#### About this task
Every line of the listing should be repeated exactly.
Provided data Start Marker
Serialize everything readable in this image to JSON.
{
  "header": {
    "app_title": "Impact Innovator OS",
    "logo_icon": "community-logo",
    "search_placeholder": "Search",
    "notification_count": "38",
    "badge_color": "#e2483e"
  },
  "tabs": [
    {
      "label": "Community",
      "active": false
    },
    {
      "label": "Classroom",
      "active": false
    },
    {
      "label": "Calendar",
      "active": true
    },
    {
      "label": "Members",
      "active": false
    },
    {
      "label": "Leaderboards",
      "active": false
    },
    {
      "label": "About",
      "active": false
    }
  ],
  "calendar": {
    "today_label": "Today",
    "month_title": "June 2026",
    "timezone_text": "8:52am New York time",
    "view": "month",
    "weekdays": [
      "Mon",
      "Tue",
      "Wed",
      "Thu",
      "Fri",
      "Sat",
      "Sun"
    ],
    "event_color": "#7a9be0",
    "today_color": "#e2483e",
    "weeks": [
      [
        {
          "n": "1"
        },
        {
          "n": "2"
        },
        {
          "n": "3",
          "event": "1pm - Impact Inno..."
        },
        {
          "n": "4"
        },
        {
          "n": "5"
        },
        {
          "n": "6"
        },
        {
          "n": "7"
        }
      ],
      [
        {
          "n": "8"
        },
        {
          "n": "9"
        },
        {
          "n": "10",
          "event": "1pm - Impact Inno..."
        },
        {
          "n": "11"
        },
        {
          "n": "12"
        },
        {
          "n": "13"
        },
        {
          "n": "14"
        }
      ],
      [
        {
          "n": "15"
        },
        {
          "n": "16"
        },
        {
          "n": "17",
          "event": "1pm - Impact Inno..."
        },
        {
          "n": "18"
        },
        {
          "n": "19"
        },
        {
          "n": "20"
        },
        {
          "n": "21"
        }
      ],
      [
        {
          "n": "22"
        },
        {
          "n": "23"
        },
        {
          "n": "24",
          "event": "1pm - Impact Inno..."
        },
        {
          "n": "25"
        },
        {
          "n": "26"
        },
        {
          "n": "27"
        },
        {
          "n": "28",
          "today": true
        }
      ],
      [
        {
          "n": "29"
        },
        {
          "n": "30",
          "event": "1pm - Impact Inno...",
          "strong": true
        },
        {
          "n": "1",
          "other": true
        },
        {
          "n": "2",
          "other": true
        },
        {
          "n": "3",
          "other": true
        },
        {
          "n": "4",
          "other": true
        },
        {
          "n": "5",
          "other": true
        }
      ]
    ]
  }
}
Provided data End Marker
#### Response below
Serialize everything readable in this image to JSON.
{
  "header": {
    "app_title": "Impact Innovator OS",
    "logo_icon": "community-logo",
    "search_placeholder": "Search",
    "notification_count": "38",
    "badge_color": "#e2483e"
  },
  "tabs": [
    {
      "label": "Community",
      "active": false
    },
    {
      "label": "Classroom",
      "active": false
    },
    {
      "label": "Calendar",
      "active": true
    },
    {
      "label": "Members",
      "active": false
    },
    {
      "label": "Leaderboards",
      "active": false
    },
    {
      "label": "About",
      "active": false
    }
  ],
  "calendar": {
    "today_label": "Today",
    "month_title": "June 2026",
    "timezone_text": "8:52am New York time",
    "view": "month",
    "weekdays": [
      "Mon",
      "Tue",
      "Wed",
      "Thu",
      "Fri",
      "Sat",
      "Sun"
    ],
    "event_color": "#7a9be0",
    "today_color": "#e2483e",
    "weeks": [
      [
        {
          "n": "1"
        },
        {
          "n": "2"
        },
        {
          "n": "3",
          "event": "1pm - Impact Inno..."
        },
        {
          "n": "4"
        },
        {
          "n": "5"
        },
        {
          "n": "6"
        },
        {
          "n": "7"
        }
      ],
      [
        {
          "n": "8"
        },
        {
          "n": "9"
        },
        {
          "n": "10",
          "event": "1pm - Impact Inno..."
        },
        {
          "n": "11"
        },
        {
          "n": "12"
        },
        {
          "n": "13"
        },
        {
          "n": "14"
        }
      ],
      [
        {
          "n": "15"
        },
        {
          "n": "16"
        },
        {
          "n": "17",
          "event": "1pm - Impact Inno..."
        },
        {
          "n": "18"
        },
        {
          "n": "19"
        },
        {
          "n": "20"
        },
        {
          "n": "21"
        }
      ],
      [
        {
          "n": "22"
        },
        {
          "n": "23"
        },
        {
          "n": "24",
          "event": "1pm - Impact Inno..."
        },
        {
          "n": "25"
        },
        {
          "n": "26"
        },
        {
          "n": "27"
        },
        {
          "n": "28",
          "today": true
        }
      ],
      [
        {
          "n": "29"
        },
        {
          "n": "30",
          "event": "1pm - Impact Inno...",
          "strong": true
        },
        {
          "n": "1",
          "other": true
        },
        {
          "n": "2",
          "other": true
        },
        {
          "n": "3",
          "other": true
        },
        {
          "n": "4",
          "other": true
        },
        {
          "n": "5",
          "other": true
        }
      ]
    ]
  }
}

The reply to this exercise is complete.